Kiernan Black also demonstrated how to use some of them in recipes that are in the back of her book. She also had kids and parents participate in making "ants on a log" (celery stuffed with peanut butter and topped with raisins).
Feeney attended some of the classes, too, proving to attendees that the character in the story was a real person.
"She came to some of the classes with me, and it was good for them to see that she was real and not just a character in my book," Kiernan said.
The book sells for about $6 and is available through Amazon.com. All profits from sales benefit Caroline House, an education center for low-income women and children in Bridgeport.
It was in a coffee shop, not a garden, where the Blacks met Feeney.
The Blacks were in a Starbucks talking about sustainability and Kiernan's project. Feeney had overheard them, approached and said, "That's what I do," pointing to her shirt, which had "Feeney Farm" printed on the front.
Their involvement and the book followed.
"Kiernan is a bright, compassionate and empathetic individual whose book will increase people's awareness about healthy eating as it relates to their overall well-being," Feeney said. "Her book is engaging and creative, and I'm ultimately honored to have been part of her project.

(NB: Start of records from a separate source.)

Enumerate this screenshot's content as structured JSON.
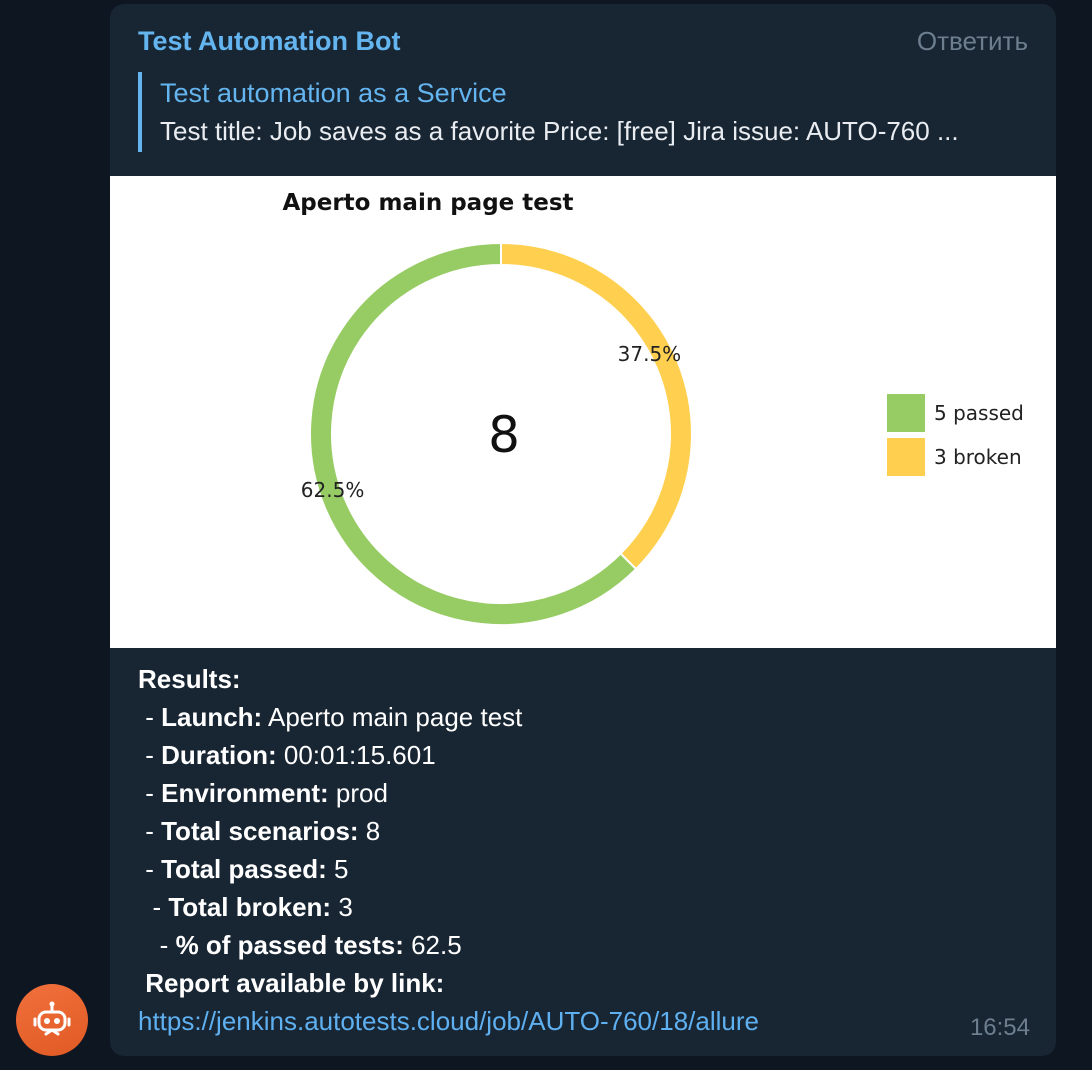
{
  "message": {
    "sender": "Test Automation Bot",
    "reply_label": "Ответить",
    "time": "16:54"
  },
  "quote": {
    "title": "Test automation as a Service",
    "text": "Test title: Job saves as a favorite Price: [free] Jira issue: AUTO-760 ..."
  },
  "chart_data": {
    "type": "pie",
    "title": "Aperto main page test",
    "center_label": "8",
    "categories": [
      "passed",
      "broken"
    ],
    "values": [
      5,
      3
    ],
    "percent_labels": [
      "62.5%",
      "37.5%"
    ],
    "legend": [
      "5 passed",
      "3 broken"
    ],
    "colors": [
      "#97cc64",
      "#ffd050"
    ],
    "legend_position": "right"
  },
  "results": {
    "heading": "Results:",
    "rows": [
      {
        "prefix": " - ",
        "key": "Launch:",
        "value": " Aperto main page test"
      },
      {
        "prefix": " - ",
        "key": "Duration:",
        "value": " 00:01:15.601"
      },
      {
        "prefix": " - ",
        "key": "Environment:",
        "value": " prod"
      },
      {
        "prefix": " - ",
        "key": "Total scenarios:",
        "value": " 8"
      },
      {
        "prefix": " - ",
        "key": "Total passed:",
        "value": " 5"
      },
      {
        "prefix": "  - ",
        "key": "Total broken:",
        "value": " 3"
      },
      {
        "prefix": "   - ",
        "key": "% of passed tests:",
        "value": " 62.5"
      }
    ],
    "report_label": "Report available by link:",
    "report_link": "https://jenkins.autotests.cloud/job/AUTO-760/18/allure"
  }
}
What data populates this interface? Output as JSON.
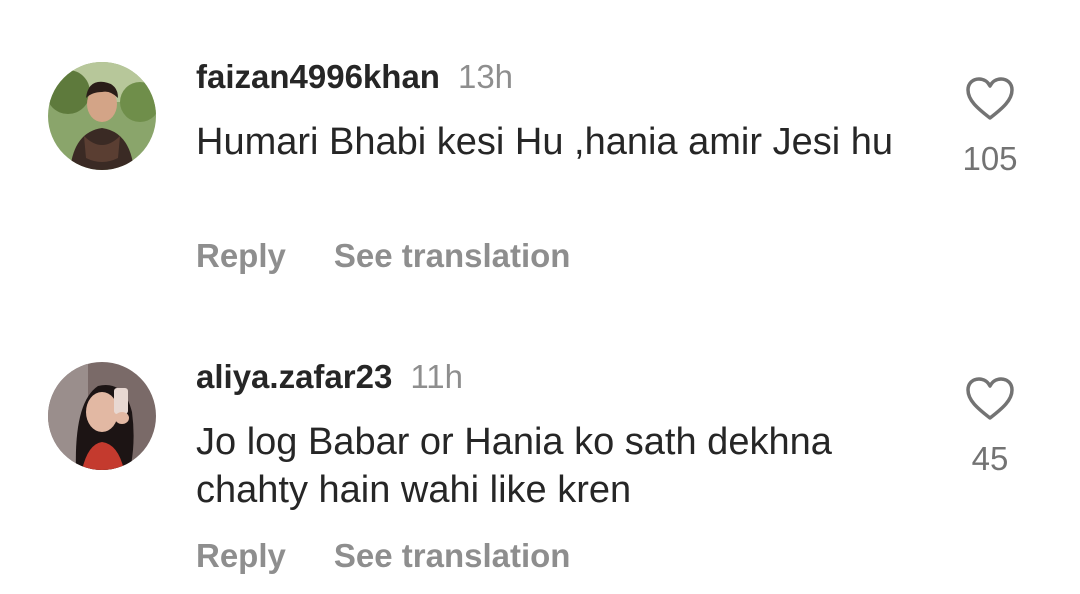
{
  "comments": [
    {
      "username": "faizan4996khan",
      "time": "13h",
      "text": "Humari Bhabi kesi Hu ,hania amir Jesi hu",
      "reply_label": "Reply",
      "translate_label": "See translation",
      "likes": "105",
      "avatar_icon": "profile-photo-man"
    },
    {
      "username": "aliya.zafar23",
      "time": "11h",
      "text": "Jo log Babar or Hania ko sath dekhna chahty hain wahi like kren",
      "reply_label": "Reply",
      "translate_label": "See translation",
      "likes": "45",
      "avatar_icon": "profile-photo-woman"
    }
  ],
  "colors": {
    "primary_text": "#262626",
    "secondary_text": "#8e8e8e",
    "background": "#ffffff"
  }
}
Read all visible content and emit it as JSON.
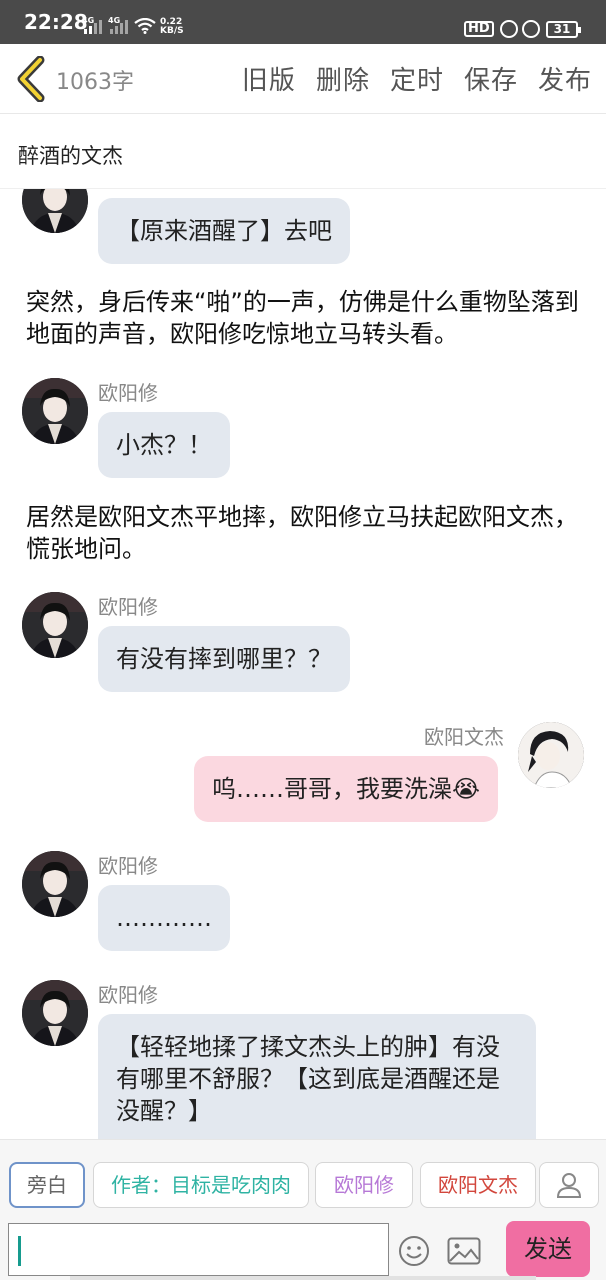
{
  "status_bar": {
    "time": "22:28",
    "sig1": "4G",
    "sig2": "4G",
    "speed_value": "0.22",
    "speed_unit": "KB/S",
    "hd": "HD",
    "battery": "31"
  },
  "header": {
    "word_count": "1063字",
    "actions": [
      "旧版",
      "删除",
      "定时",
      "保存",
      "发布"
    ]
  },
  "title": "醉酒的文杰",
  "characters": {
    "ouyangxiu": "欧阳修",
    "ouyangwenjie": "欧阳文杰"
  },
  "messages": {
    "m0": "【原来酒醒了】去吧",
    "n1": "突然，身后传来“啪”的一声，仿佛是什么重物坠落到地面的声音，欧阳修吃惊地立马转头看。",
    "m1": "小杰？！",
    "n2": "居然是欧阳文杰平地摔，欧阳修立马扶起欧阳文杰，慌张地问。",
    "m2": "有没有摔到哪里？？",
    "m3": "呜……哥哥，我要洗澡😭",
    "m4": "…………",
    "m5": "【轻轻地揉了揉文杰头上的肿】有没有哪里不舒服？【这到底是酒醒还是没醒？】"
  },
  "roles": {
    "narration": "旁白",
    "author": "作者：目标是吃肉肉",
    "ouyangxiu": "欧阳修",
    "ouyangwenjie": "欧阳文杰"
  },
  "input": {
    "value": "",
    "send_label": "发送"
  },
  "colors": {
    "send_button": "#f06ea2",
    "left_bubble": "#e3e8ef",
    "right_bubble": "#fbd8e0",
    "role_author": "#2fb3a3",
    "role_ouyangxiu": "#b678d6",
    "role_ouyangwenjie": "#d2463c"
  },
  "icons": [
    "back-icon",
    "person-icon",
    "emoji-icon",
    "image-icon",
    "wifi-icon",
    "lock-icon",
    "alarm-icon",
    "battery-icon"
  ]
}
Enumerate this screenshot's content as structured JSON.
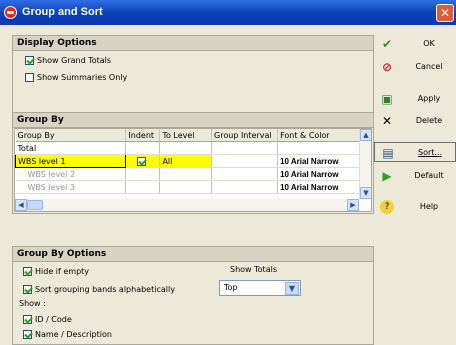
{
  "window": {
    "title": "Group and Sort"
  },
  "display_options": {
    "header": "Display Options",
    "show_grand_totals": {
      "label": "Show Grand Totals",
      "checked": true
    },
    "show_summaries_only": {
      "label": "Show Summaries Only",
      "checked": false
    }
  },
  "group_by": {
    "header": "Group By",
    "columns": [
      "Group By",
      "Indent",
      "To Level",
      "Group Interval",
      "Font & Color"
    ],
    "rows": [
      {
        "group_by": "Total",
        "indent": "",
        "to_level": "",
        "interval": "",
        "font": ""
      },
      {
        "group_by": "WBS level 1",
        "indent": "✓",
        "to_level": "All",
        "interval": "",
        "font": "10 Arial Narrow"
      },
      {
        "group_by": "WBS level 2",
        "indent": "",
        "to_level": "",
        "interval": "",
        "font": "10 Arial Narrow"
      },
      {
        "group_by": "WBS level 3",
        "indent": "",
        "to_level": "",
        "interval": "",
        "font": "10 Arial Narrow"
      }
    ]
  },
  "group_by_options": {
    "header": "Group By Options",
    "hide_if_empty": {
      "label": "Hide if empty",
      "checked": true
    },
    "sort_bands": {
      "label": "Sort grouping bands alphabetically",
      "checked": true
    },
    "show_label": "Show :",
    "id_code": {
      "label": "ID / Code",
      "checked": true
    },
    "name_desc": {
      "label": "Name / Description",
      "checked": true
    },
    "show_totals_label": "Show Totals",
    "show_totals_value": "Top"
  },
  "buttons": {
    "ok": "OK",
    "cancel": "Cancel",
    "apply": "Apply",
    "delete": "Delete",
    "sort": "Sort...",
    "default": "Default",
    "help": "Help"
  },
  "colors": {
    "title_bar": "#0a3fb8",
    "selected_row": "#ffff00",
    "dialog_bg": "#ece9d8"
  }
}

I expect this to be the first of many great accomplishments from Kiernan and am excited to see what she puts her mind to next."
Guzzi, meanwhile, was interested in recycling -- particularly materials found around the house.
"I used materials you don't normally think about recycling. Like puzzle pieces, old T-shirts, and hangers," Guzzi said.
She taught classes at the Wakeman Boys and Girls Club on Friday afternoons, and since they were open to anyone at the club, participation fluctuated from week to week, Guzzi said.
Still, Wakeman was impressed.
"The classes were such a success they decided to implement the classes into their program for next year," Guzzi said. "A lot of the activities, like making old shirts into bracelets, were such a hit we ended up doing them twice."
Even before she began teaching classes, Guzzi was an officer in Wakeman's Keystone Club, a leadership-development program for teenagers, and had a strong presence there, according to Maria Cimina, Wakeman's director of art and education programs.
"Ann Marie was an incredible asset and a great presence. Kids enjoyed it (the class), it taught them (the students) to think outside the box and taught them about the materials they were using. Ann Marie's classes will definitely be implemented into our program," Cimina said.
Awards due in June
Kiernan Black and Guzzi, will be officially pinned with the Gold Award at a ceremony in Hartford in June, Rosin Black said.
"It is not a popular pastime to go through high school as a Girl Scout nowadays, which is really a shame," she said. "There are so many opportunities afforded them in leadership, service and personal growth that they can take advantage of."
Investing more than 500 hours -- the equivalent of more than 12 40-hour work weeks -- in a single project requires an extraordinary commitment.
"The project implementation requires a lot of time, which quite frankly, as a high school student studying and involved in multiple activities/sports is the hardest part of all," the troop leader said. "That is why so many can not take it on -- or do not finish."
Guzzi and Kiernan Black each have a year of high school left. Both said they are looking at colleges but haven't yet determined where they'd like to go or what they'd like to study.